  1. Marriage does not cancel a will in Florida, but a spouse acquired after the execution of a will may receive the same portion of your estate that he or she would have received had you died without a will (at least one-half).
  2. If you have moved to Florida from another state, it is wise to have your will reviewed by a Florida lawyer in order to be sure that it is properly executed according to the laws of Florida, that the witnesses are readily available to prove your will in Florida, and that your personal representative is qualified to serve in Florida.
  3. Before your will is effective to dispose of your property, it must be proved in the probate court. If the will is self-proving and otherwise valid, it may be admitted to probate without further proof. If the will is not self-proving, it generally must be proved by the oath of one of the witnesses. The oath must be given before a circuit judge, clerk of court, or a commissioner specially appointed by the court for that purpose. (Under certain circumstances, the court may permit the will to be proved by other means permitted by law.) A will can be made self-proving either at the time of its execution or later, which saves the time and expense of locating a witness and obtaining his or her oath after your death. For your will to be made self-proving, you must acknowledge the will before an officer authorized to administer oaths; the witnesses must make affidavits before the officer; and the officer must evidence the acknowledgment and affidavits by a certificate attached to or following the will. An appropriate form of certificate is prescribed by Florida law. The self -proving procedure is in addition to the normal execution and witnessing of the will, not in place of it.

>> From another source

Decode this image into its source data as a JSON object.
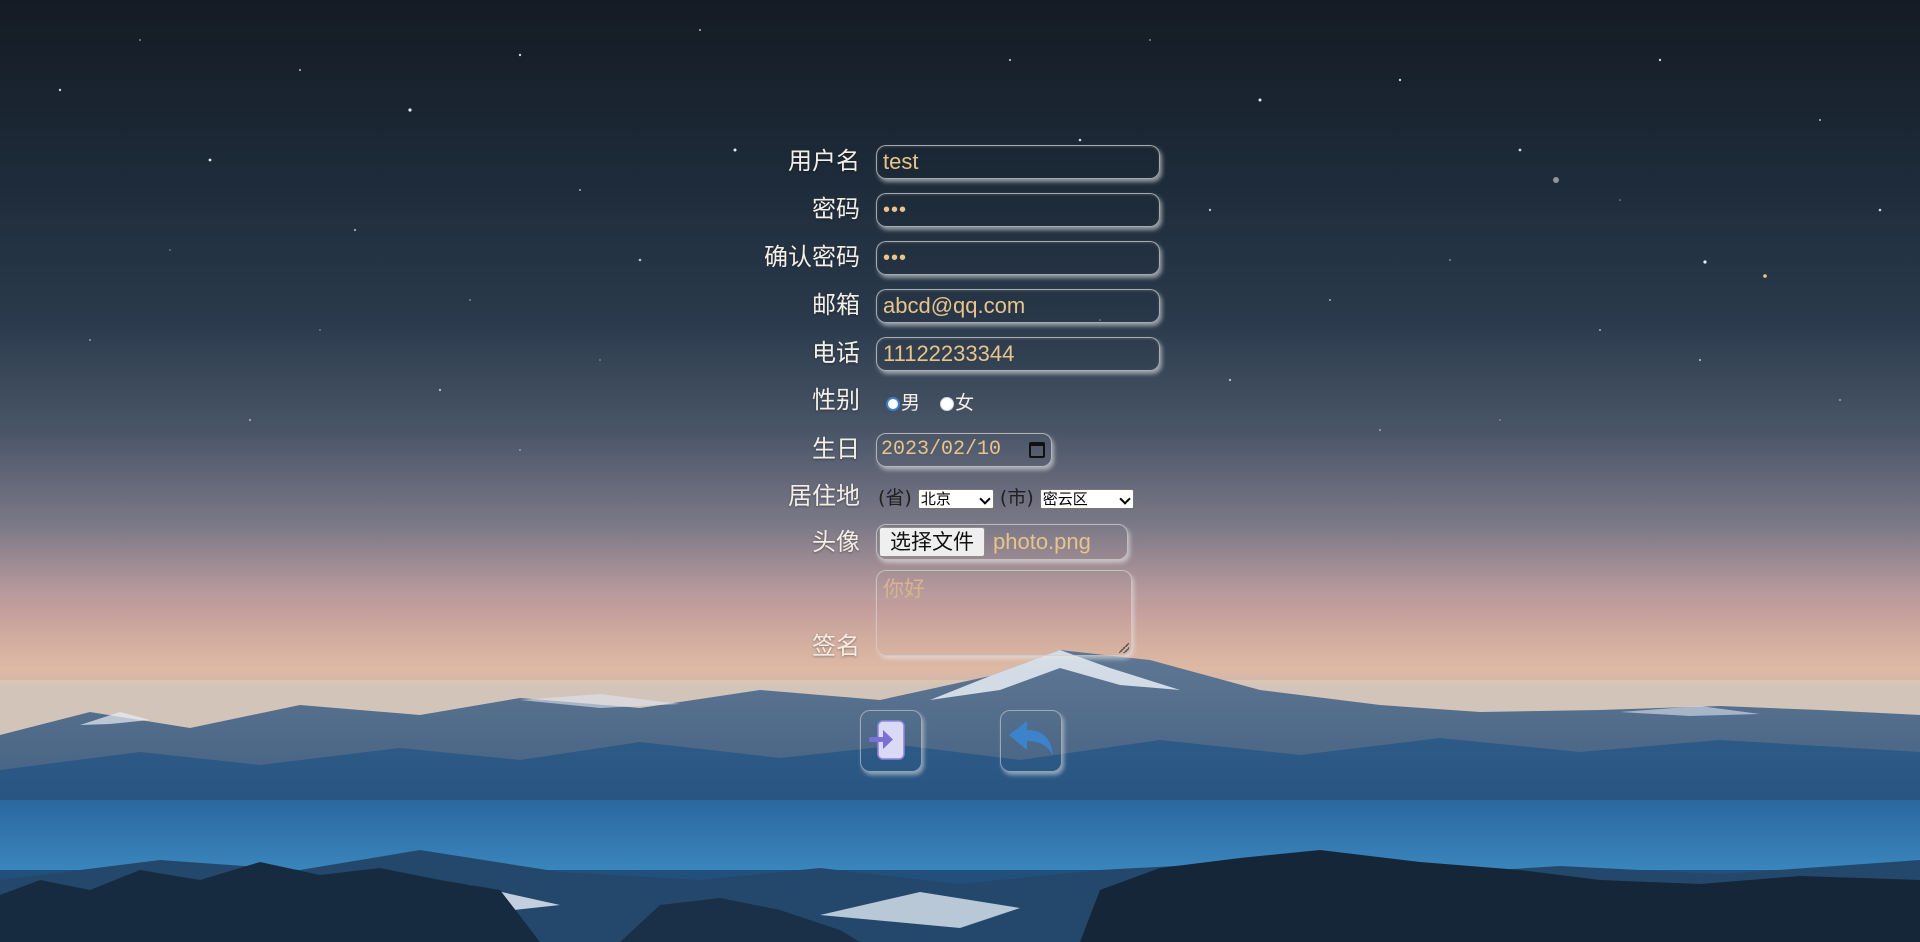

  4. No matter how perfect a will may be prepared for you, unless it is properly executed in strict compliance with the laws of Florida, the will may be entirely void. Be sure that you execute your will in the presence of your attorney, who knows exactly how and in what order the will should be signed.

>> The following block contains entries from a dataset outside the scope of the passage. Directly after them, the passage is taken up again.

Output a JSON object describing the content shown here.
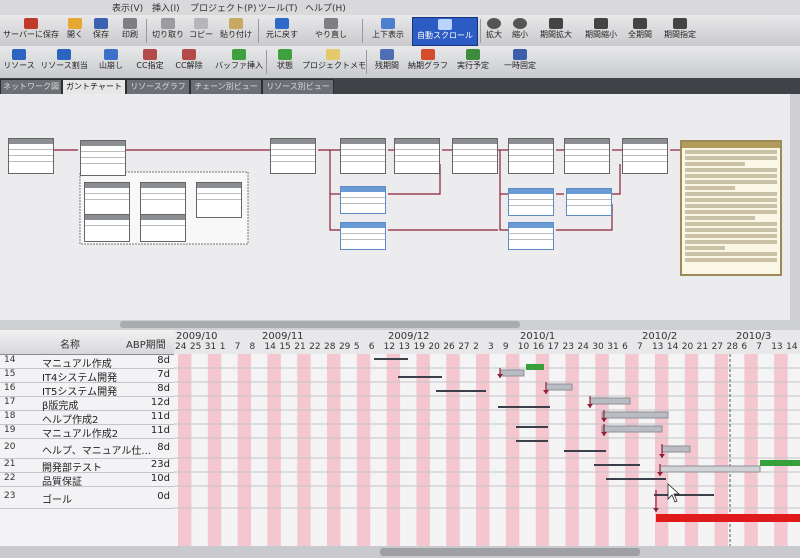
{
  "menu": {
    "items": [
      "表示(V)",
      "挿入(I)",
      "プロジェクト(P)",
      "ツール(T)",
      "ヘルプ(H)"
    ]
  },
  "toolbar1": {
    "buttons": [
      {
        "label": "サーバーに保存",
        "icon": "server-save-icon"
      },
      {
        "label": "開く",
        "icon": "folder-open-icon"
      },
      {
        "label": "保存",
        "icon": "save-icon"
      },
      {
        "label": "印刷",
        "icon": "print-icon"
      },
      {
        "label": "切り取り",
        "icon": "cut-icon"
      },
      {
        "label": "コピー",
        "icon": "copy-icon"
      },
      {
        "label": "貼り付け",
        "icon": "paste-icon"
      },
      {
        "label": "元に戻す",
        "icon": "undo-icon"
      },
      {
        "label": "やり直し",
        "icon": "redo-icon"
      },
      {
        "label": "上下表示",
        "icon": "split-view-icon"
      },
      {
        "label": "自動スクロール",
        "icon": "auto-scroll-icon"
      },
      {
        "label": "拡大",
        "icon": "zoom-in-icon"
      },
      {
        "label": "縮小",
        "icon": "zoom-out-icon"
      },
      {
        "label": "期間拡大",
        "icon": "expand-period-icon"
      },
      {
        "label": "期間縮小",
        "icon": "shrink-period-icon"
      },
      {
        "label": "全期間",
        "icon": "full-period-icon"
      },
      {
        "label": "期間指定",
        "icon": "specify-period-icon"
      }
    ]
  },
  "toolbar2": {
    "buttons": [
      {
        "label": "リソース",
        "icon": "resource-icon"
      },
      {
        "label": "リソース割当",
        "icon": "resource-assign-icon"
      },
      {
        "label": "山崩し",
        "icon": "leveling-icon"
      },
      {
        "label": "CC指定",
        "icon": "cc-specify-icon"
      },
      {
        "label": "CC解除",
        "icon": "cc-release-icon"
      },
      {
        "label": "バッファ挿入",
        "icon": "buffer-insert-icon"
      },
      {
        "label": "状態",
        "icon": "status-icon"
      },
      {
        "label": "プロジェクトメモ",
        "icon": "project-memo-icon"
      },
      {
        "label": "残期間",
        "icon": "remaining-period-icon"
      },
      {
        "label": "納期グラフ",
        "icon": "deadline-graph-icon"
      },
      {
        "label": "実行予定",
        "icon": "execution-plan-icon"
      },
      {
        "label": "一時固定",
        "icon": "temp-fix-icon"
      }
    ]
  },
  "tabs": [
    "ネットワーク図",
    "ガントチャート",
    "リソースグラフ",
    "チェーン別ビュー",
    "リソース別ビュー"
  ],
  "gantt": {
    "headers": {
      "name": "名称",
      "duration": "ABP期間"
    },
    "months": [
      {
        "label": "2009/10"
      },
      {
        "label": "2009/11"
      },
      {
        "label": "2009/12"
      },
      {
        "label": "2010/1"
      },
      {
        "label": "2010/2"
      },
      {
        "label": "2010/3"
      }
    ],
    "days": [
      "24",
      "25",
      "31",
      "1",
      "7",
      "8",
      "14",
      "15",
      "21",
      "22",
      "28",
      "29",
      "5",
      "6",
      "12",
      "13",
      "19",
      "20",
      "26",
      "27",
      "2",
      "3",
      "9",
      "10",
      "16",
      "17",
      "23",
      "24",
      "30",
      "31",
      "6",
      "7",
      "13",
      "14",
      "20",
      "21",
      "27",
      "28",
      "6",
      "7",
      "13",
      "14"
    ],
    "rows": [
      {
        "num": "14",
        "name": "マニュアル作成",
        "duration": "8d"
      },
      {
        "num": "15",
        "name": "IT4システム開発",
        "duration": "7d"
      },
      {
        "num": "16",
        "name": "IT5システム開発",
        "duration": "8d"
      },
      {
        "num": "17",
        "name": "β版完成",
        "duration": "12d"
      },
      {
        "num": "18",
        "name": "ヘルプ作成2",
        "duration": "11d"
      },
      {
        "num": "19",
        "name": "マニュアル作成2",
        "duration": "11d"
      },
      {
        "num": "20",
        "name": "ヘルプ、マニュアル仕...",
        "duration": "8d"
      },
      {
        "num": "21",
        "name": "開発部テスト",
        "duration": "23d"
      },
      {
        "num": "22",
        "name": "品質保証",
        "duration": "10d"
      },
      {
        "num": "23",
        "name": "ゴール",
        "duration": "0d"
      }
    ]
  },
  "colors": {
    "accent": "#2d5bc4",
    "critical": "#e01b1b",
    "arrow": "#8c1f3a",
    "buffer": "#38a03a"
  }
}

  5. Every person owning property who wishes to exercise control in the disposition of that property when he or she dies, should have a will regardless of the value of the property. Of course, the larger the estate the greater the tax consequences.


  1. Living Will: Florida Statutes now provide for a written declaration by an individual specifying directions as to use of life-prolonging procedures.
  2. Durable Power of Attorney: This document can assist in handling the property of a person who has become incapacitated without to open a guardianship proceeding in court. This is especially valuable for paying the bills and protecting the assets of an incapacitated person.
  3. Health Care Surrogate: Florida law now allows individuals to designate a person to make health care decisions for them when the individual may not be able to do so. Included in this important appointment is the power to decide when to withdraw medical procedures.
  4. Pre-Need Guardian Designation: Florida law allows you to designate a person who could be appointed guardian over you should you become incapacitated and/or over your children should you become incapacitated or upon your death. If you fail to designate a guardian, the Court will do so for you if and when it becomes necessary.

The material on this page have been prepared and or compiled by torres|benet, p.a. for informational purposes only. RECEIPT OF THIS INFORMATION DOES NOT CREATE AN ATTORNEY-CLIENT RELATIONSHIP.